Arthroscopic Repair of 270- and 360-Degree Glenoid Labrum Tears: A Systematic Review

PURPOSE:

To review the current literature available and evaluate the efficacy of arthroscopic repair of 270° and 360° labral tears, as well as the complication rates associated with such. In addition, we intend to investigate whether consistent clinical findings can be observed in these patients.

METHODS:

This review is registered in the PROSPERO database. The MEDLINE, Cochrane Library, Scopus, and EMBASE databases were queried, and additional searches were performed manually. Studies that reported outcomes after arthroscopic repair of a minimum of 270° of glenoid labrum were included. Technique articles, repairs of less than 270°, studies on atraumatic multidirectional instability, and studies that lacked observable outcomes were excluded.

RESULTS:

In total, 3031 studies/documents were identified from database and manual searching. Screening, removal of duplicates, and assessment for inclusion/exclusion criteria resulted in 6 level IV studies for review. History and physical examination, as well as advanced imaging findings, were variable across studies. All studies reported satisfactory outcomes at short- to mid-term follow-up, although there was heterogeneity in type of outcomes used. Return to sport ranged from 75% to 100%. Complication rates ranged from 10% to 30%. Notably, recurrence of instability and need for secondary surgery occurred in up to 15% of patients.

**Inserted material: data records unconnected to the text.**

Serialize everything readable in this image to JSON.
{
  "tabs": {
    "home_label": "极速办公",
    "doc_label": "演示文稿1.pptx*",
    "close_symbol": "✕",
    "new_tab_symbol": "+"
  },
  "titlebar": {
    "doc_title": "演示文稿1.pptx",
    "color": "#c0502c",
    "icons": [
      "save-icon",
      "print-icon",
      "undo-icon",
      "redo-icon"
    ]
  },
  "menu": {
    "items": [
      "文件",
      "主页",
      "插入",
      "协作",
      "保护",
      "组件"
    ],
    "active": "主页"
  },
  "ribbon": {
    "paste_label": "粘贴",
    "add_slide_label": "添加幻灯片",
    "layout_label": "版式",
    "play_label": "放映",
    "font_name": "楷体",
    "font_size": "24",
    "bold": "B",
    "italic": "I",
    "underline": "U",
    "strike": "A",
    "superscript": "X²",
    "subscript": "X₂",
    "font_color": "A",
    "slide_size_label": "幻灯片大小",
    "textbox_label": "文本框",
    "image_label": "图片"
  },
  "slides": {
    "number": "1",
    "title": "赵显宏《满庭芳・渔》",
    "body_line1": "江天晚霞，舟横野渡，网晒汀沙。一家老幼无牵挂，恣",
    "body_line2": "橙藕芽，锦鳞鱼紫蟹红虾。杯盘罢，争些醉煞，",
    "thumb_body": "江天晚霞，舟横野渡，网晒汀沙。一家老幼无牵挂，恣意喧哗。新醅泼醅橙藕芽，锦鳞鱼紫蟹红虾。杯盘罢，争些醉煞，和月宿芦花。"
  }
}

CONCLUSIONS:

The current literature suggests that although clinical and radiographic variability exist in the diagnosis of 270° and 360° glenoid labrum tears, successful outcomes and return to work/sport can be achieved with arthroscopic management at an average minimum follow-up of 1 year. These figures, however, are limited by heterogenous studies containing small numbers of patients. Complications occur in up to 30% of cases, including an instability recurrence rate of up to 15%.

LEVEL OF EVIDENCE:

Systematic review of Level IV evidence.

 2019 Nov 7. pii: S0749-8063(19)30670-X. doi: 10.1016/j.arthro.2019.07.027. [Epub ahead of print]